A club’s biggest asset probably are its fans. The people, who throng the stadiums, support the team even when they’re not doing well and in the current scenario, buy the clubs’ ridiculously expensive merchandise despite the financial crisis in most countries. These fans do it because it’s their hometown club, they have some sort of attachment to the club, they relate to the club in some way, they admire the clubs’ history, they like the way the club plays its football and many other possible reasons.
With change of times, these football clubs have taken to social media to increase their merchandise sales, reach out to fans for information, as a form of online journalism etc. Almost all top level clubs have an official Facebook and/or Twitter presence where they update news, information, pictures, and minute by minute updates amongst other content strategies. The main focus and primary measurement tool for these accounts are the number of likes and followers that they have. In most cases it’s dependant on the size of the club rather than the work done by the clubs’ social media team.
Real Madrid, for example, has 21 million Facebook likes and more than 2.5 million followers on Twitter. They have done well to cover the senior side and sometimes (barely) give a mention to the Basketball team but have done a woeful job when it comes to covering Real Madrid Castilla. Our youth setup would get no mention, no pictures, no updates and not even an article on the official website! All this while we’ve produced magnificent talent through our youth setup and continue to do so.
With the official Real Madrid account not doing anything to cover our youth sides, some Madridistas decided to publish information through their Twitter account without any help from the club or the journalists. They would get the information from various sources, put in their hard work and be trust worthy sources of information for our Canteranos. It wasn’t just restricted to Castilla but also to Real Madrid C and the Benjamin sides. One of them – Jaime King, used to tweet under the name @LaFabrica bearing the Real Madrid logo.
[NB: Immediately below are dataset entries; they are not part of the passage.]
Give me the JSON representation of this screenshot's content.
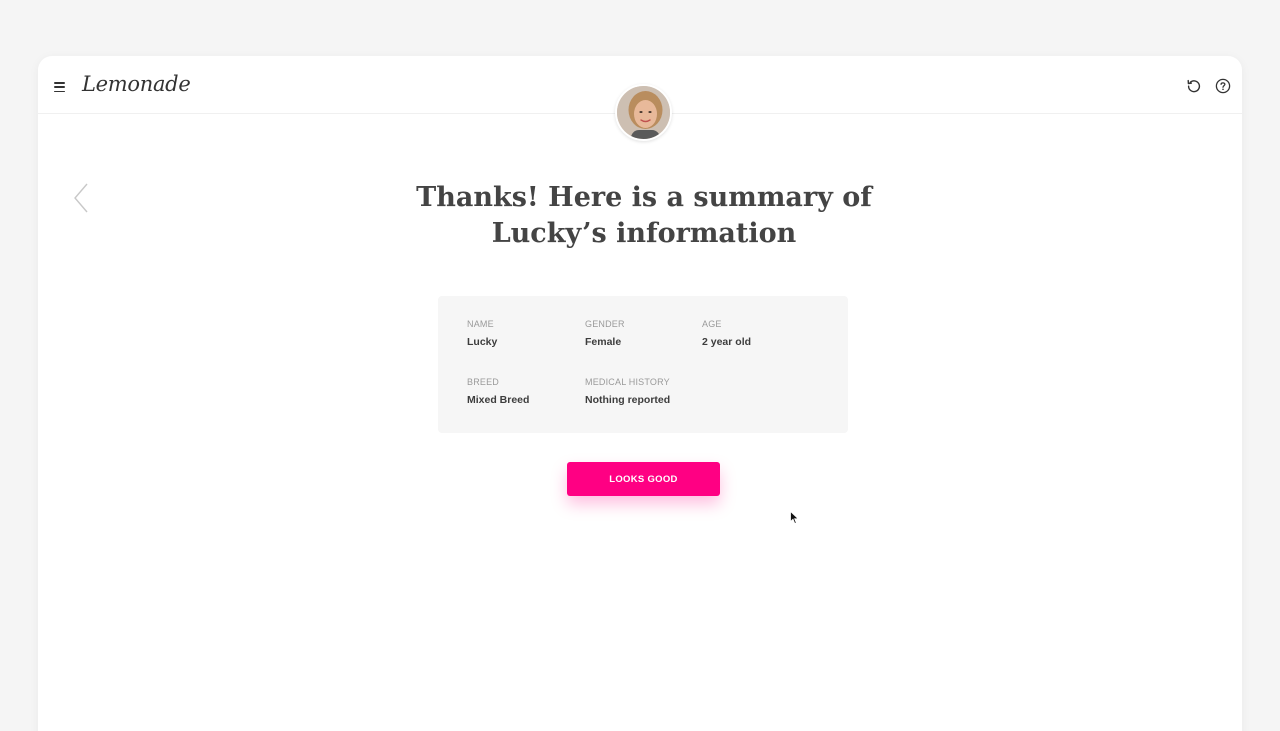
{
  "app": {
    "logo_text": "Lemonade"
  },
  "topbar": {
    "menu_icon": "hamburger-icon",
    "restart_icon": "restart-icon",
    "help_icon": "help-circle-icon"
  },
  "assistant": {
    "avatar_icon": "assistant-avatar"
  },
  "headline": {
    "line1": "Thanks! Here is a summary of",
    "line2": "Lucky’s information"
  },
  "summary": {
    "fields": [
      {
        "label": "NAME",
        "value": "Lucky"
      },
      {
        "label": "GENDER",
        "value": "Female"
      },
      {
        "label": "AGE",
        "value": "2 year old"
      },
      {
        "label": "BREED",
        "value": "Mixed Breed"
      },
      {
        "label": "MEDICAL HISTORY",
        "value": "Nothing reported"
      }
    ]
  },
  "actions": {
    "confirm_label": "LOOKS GOOD"
  },
  "colors": {
    "accent": "#ff0083",
    "background": "#f5f5f5",
    "card": "#ffffff",
    "summary_bg": "#f6f6f6"
  }
}
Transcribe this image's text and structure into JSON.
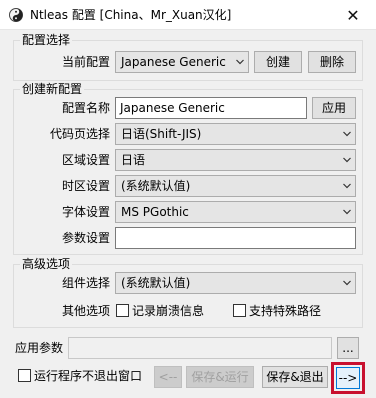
{
  "window": {
    "title": "Ntleas 配置 [China、Mr_Xuan汉化]",
    "close_glyph": "✕"
  },
  "config_select": {
    "group_label": "配置选择",
    "current_label": "当前配置",
    "current_value": "Japanese Generic",
    "create_button": "创建",
    "delete_button": "删除"
  },
  "create_config": {
    "group_label": "创建新配置",
    "name_label": "配置名称",
    "name_value": "Japanese Generic",
    "apply_button": "应用",
    "codepage_label": "代码页选择",
    "codepage_value": "日语(Shift-JIS)",
    "region_label": "区域设置",
    "region_value": "日语",
    "timezone_label": "时区设置",
    "timezone_value": "(系统默认值)",
    "font_label": "字体设置",
    "font_value": "MS PGothic",
    "params_label": "参数设置",
    "params_value": ""
  },
  "advanced": {
    "group_label": "高级选项",
    "component_label": "组件选择",
    "component_value": "(系统默认值)",
    "other_label": "其他选项",
    "log_crash_label": "记录崩溃信息",
    "special_path_label": "支持特殊路径"
  },
  "bottom": {
    "app_params_label": "应用参数",
    "app_params_value": "",
    "browse_button": "...",
    "keep_running_label": "运行程序不退出窗口",
    "back_button": "<--",
    "save_run_button": "保存&运行",
    "save_exit_button": "保存&退出",
    "next_button": "-->"
  },
  "colors": {
    "highlight": "#c8102e",
    "dialog_bg": "#f0f0f0"
  }
}
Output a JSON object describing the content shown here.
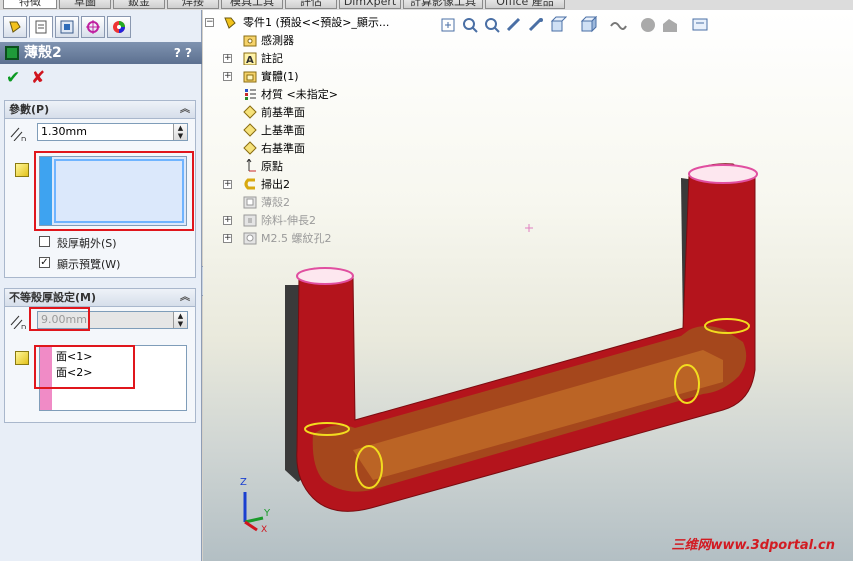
{
  "tabs": [
    {
      "label": "特徵",
      "active": true
    },
    {
      "label": "草圖",
      "active": false
    },
    {
      "label": "鈑金",
      "active": false
    },
    {
      "label": "焊接",
      "active": false
    },
    {
      "label": "模具工具",
      "active": false
    },
    {
      "label": "評估",
      "active": false
    },
    {
      "label": "DimXpert",
      "active": false
    },
    {
      "label": "計算影像工具",
      "active": false
    },
    {
      "label": "Office 產品",
      "active": false
    }
  ],
  "property_manager": {
    "title": "薄殼2",
    "help": "? ?",
    "ok_icon": "check-icon",
    "cancel_icon": "x-icon",
    "params": {
      "title": "參數(P)",
      "thickness": "1.30mm",
      "outward_label": "殼厚朝外(S)",
      "outward_checked": false,
      "preview_label": "顯示預覽(W)",
      "preview_checked": true
    },
    "multi": {
      "title": "不等殼厚設定(M)",
      "thickness": "9.00mm",
      "faces": [
        "面<1>",
        "面<2>"
      ]
    }
  },
  "tree": {
    "items": [
      {
        "label": "零件1 (預設<<預設>_顯示...",
        "icon": "part-icon",
        "expander": "",
        "dim": false
      },
      {
        "label": "感測器",
        "icon": "sensor-folder-icon",
        "expander": "",
        "dim": false
      },
      {
        "label": "註記",
        "icon": "annotation-icon",
        "expander": "+",
        "dim": false
      },
      {
        "label": "實體(1)",
        "icon": "solid-bodies-icon",
        "expander": "+",
        "dim": false
      },
      {
        "label": "材質 <未指定>",
        "icon": "material-icon",
        "expander": "",
        "dim": false
      },
      {
        "label": "前基準面",
        "icon": "plane-icon",
        "expander": "",
        "dim": false
      },
      {
        "label": "上基準面",
        "icon": "plane-icon",
        "expander": "",
        "dim": false
      },
      {
        "label": "右基準面",
        "icon": "plane-icon",
        "expander": "",
        "dim": false
      },
      {
        "label": "原點",
        "icon": "origin-icon",
        "expander": "",
        "dim": false
      },
      {
        "label": "掃出2",
        "icon": "sweep-icon",
        "expander": "+",
        "dim": false
      },
      {
        "label": "薄殼2",
        "icon": "shell-icon",
        "expander": "",
        "dim": true
      },
      {
        "label": "除料-伸長2",
        "icon": "cut-extrude-icon",
        "expander": "+",
        "dim": true
      },
      {
        "label": "M2.5 螺紋孔2",
        "icon": "hole-icon",
        "expander": "+",
        "dim": true
      }
    ]
  },
  "triad": {
    "z": "Z",
    "y": "Y",
    "x": "X"
  },
  "watermark": "三维网www.3dportal.cn",
  "colors": {
    "model_red": "#b4141c",
    "highlight_yellow": "#f2dc1f",
    "selection_red": "#e0161c",
    "pm_title_bg": "#6a7f9e"
  }
}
He was made to change his Twitter handle and display picture or be taken to court. My simple question, why can’t the club let the guy do what he’s doing better than them? Ofcourse, if the matter is indeed taken to court then Real Madrid with its might and power will win over a “fan”.
A few months later, having changed his name and display picture, Jaime would continue to do the good job that he was doing – providing updates during a game, news and information, upcoming games etc. This time the club didn’t take any action against him or anyone for that matter but attacked all accounts covering La Fabrica by calling them FAKE and on the 8th November announcing a new account meant just for La Fabrica.
I would have understood if the club would have called these accounts as unofficial, which would have been true but why the need to call every other account as “FAKE” when in fact, they’re doing a much better job than what they are!
Seeing this as a step too far – Jaime decided to stop tweeting about the Canteranos COMPLETELY. I understand his decision but as a fan, I wish he would reconsider. He along with the girls at Furia Valkyria and RealMadridCastilla Live are doing an amazing job to cover the Canteranos (they’re a must follow, if you aren’t following already).
I had the opportunity to talk to the girls from Furia Valkyria about the decision and their love for the club and the youth setup. They plan to continue working on the blog and the Twitter account as much as they can.
The problem’s not so much with them calling us “unoficial” (which we are) as with them calling us “fakes”. “Fake” implies a will to supplant an identity, and that’s never been our purpose. What we’ve all been doing is sharing information with the public about a section of the club that’s been widely ignored: what should be their work, if you want, only they weren’t doing it. We don’t make a profit from this, and we don’t have any special access to the information. We’re just doing it because we love the club and its cantera, and we’re not the only ones.
And about Jamie, well, it’s quite clear that he’s always been singled out, and that it looks like a personal feud. But even leaving that aside, the way the club’s handled his particular case has been cowardly and just plain sad. They have the footballers themselves at hand, the means to acquire information, the bigger broadcasting opportunities. They could’ve just opened the account and (finally) done their job, leaving the rest of us in peace, but they had to make Jamie close his as if he was some kind of threat to them. What we get from this is that they don’t like the competition, but instead of trying to win the people over with quality, they’re forcing themselves onto them. I’m willing to bet the fans won’t like that, though.
Thankfully, they’ve not been contacted by the club just yet or been under any threat for that matter.
We’ve never had any kind of contact with people from club, nor do we know anyone from inside. It’s just us, being merrily ignored (at least for now).
Even though the Jaime has been threatened to be sued, the girls are determined to continue and have no reason (yet) to worry.
We’ll continue our work as we’ve always done it. As I’ve said before, we’ve never been contacted (nor threatened with suing) by the club, so we’ve got no reason no change our ways. Hoping it stays like that.
I wish to thank Naru, Mer, Ela and Val from the team for answering the questions and sincerely hope they continue to do what they love without any threats.
At this point, I would like to question the club and its policies towards its fans on social networks. Will they continue to use their might against their own fans? Why was Jaime singled out when, to be honest, many of us have display pictures bearing the clubs’ escudo?
P.S. This is not a personal jibe towards anyone and wish that this is maintained.